The Senate Ethics Reform Package, which includes Senate Bill 2 and Senate Bill 4, unanimously passed the Senate Rules Committee on Tuesday. Senate President Don Gaetz (R-Niceville) said the legislation is now ready to be heard on the Senate Floor.
Gaetz released the following statement regarding the legislation:
“Public service is an obligation and a responsibility, not an opportunity to enrich oneself,” said Senate President Gaetz. “I could not be more pleased that the Senate has prioritized this critical legislation, which will go to great lengths to restore public confidence in Florida’s state and local elected officials. I appreciate Senator Latvala’s hard work on this legislation and look forward to the Senate hearing these bills on the floor during the first week of session.”
SB 2 and 4 were drafted by the Senate Ethics and Elections Committee and co-introduced by Chairman Senator Jack Latvala (R-Clearwater).
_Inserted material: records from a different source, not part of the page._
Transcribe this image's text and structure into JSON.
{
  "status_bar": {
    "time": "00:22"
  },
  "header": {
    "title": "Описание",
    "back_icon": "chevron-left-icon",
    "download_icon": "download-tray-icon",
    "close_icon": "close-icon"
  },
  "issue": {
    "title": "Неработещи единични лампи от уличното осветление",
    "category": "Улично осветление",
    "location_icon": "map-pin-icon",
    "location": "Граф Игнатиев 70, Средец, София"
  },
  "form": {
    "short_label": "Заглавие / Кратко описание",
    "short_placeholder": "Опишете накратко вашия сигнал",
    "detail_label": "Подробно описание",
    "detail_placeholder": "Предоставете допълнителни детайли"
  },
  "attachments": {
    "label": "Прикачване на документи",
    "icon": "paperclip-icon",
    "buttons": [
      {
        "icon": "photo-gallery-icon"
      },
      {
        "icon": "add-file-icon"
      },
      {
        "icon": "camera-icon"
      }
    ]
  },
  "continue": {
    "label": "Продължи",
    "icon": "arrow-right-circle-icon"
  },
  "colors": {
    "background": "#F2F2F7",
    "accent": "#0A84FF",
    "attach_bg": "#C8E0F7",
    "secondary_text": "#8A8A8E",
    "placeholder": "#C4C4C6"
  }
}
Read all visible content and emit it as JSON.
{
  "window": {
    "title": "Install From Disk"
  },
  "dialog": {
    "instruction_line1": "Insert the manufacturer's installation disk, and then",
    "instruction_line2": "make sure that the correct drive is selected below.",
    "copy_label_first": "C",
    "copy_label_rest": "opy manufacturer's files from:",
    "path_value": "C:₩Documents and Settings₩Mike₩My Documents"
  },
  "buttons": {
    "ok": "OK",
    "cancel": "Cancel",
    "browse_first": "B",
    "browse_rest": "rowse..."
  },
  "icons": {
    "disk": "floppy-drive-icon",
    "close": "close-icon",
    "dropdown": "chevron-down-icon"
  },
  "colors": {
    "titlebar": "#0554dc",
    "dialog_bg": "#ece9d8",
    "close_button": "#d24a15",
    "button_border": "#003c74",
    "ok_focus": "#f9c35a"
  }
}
SB 2 addresses a number of reported ethical concerns by making financial disclosures available online, giving the Commission on Ethics more authority to collect unpaid fines, requiring state officers to abstain from voting on certain matters that benefit them directly, requiring ethics training for constitutional officers, placing greater restrictions on public employment while in office and restrictions on lobbying after leaving office, and prohibiting officials from accepting gifts from political committees and Committees of Continuous Existence. The bill also allows public officials to place their assets in a blind trust to help them avoid potential conflicts of interest and allows the use of certified public accountants when preparing financial disclosures.
SB 4 revises laws relating to public records to accommodate new provisions in SB 2 that allow the Commission to initiate investigations based on referrals from the Governor, the Department of Law Enforcement, and the state and U.S. Attorneys.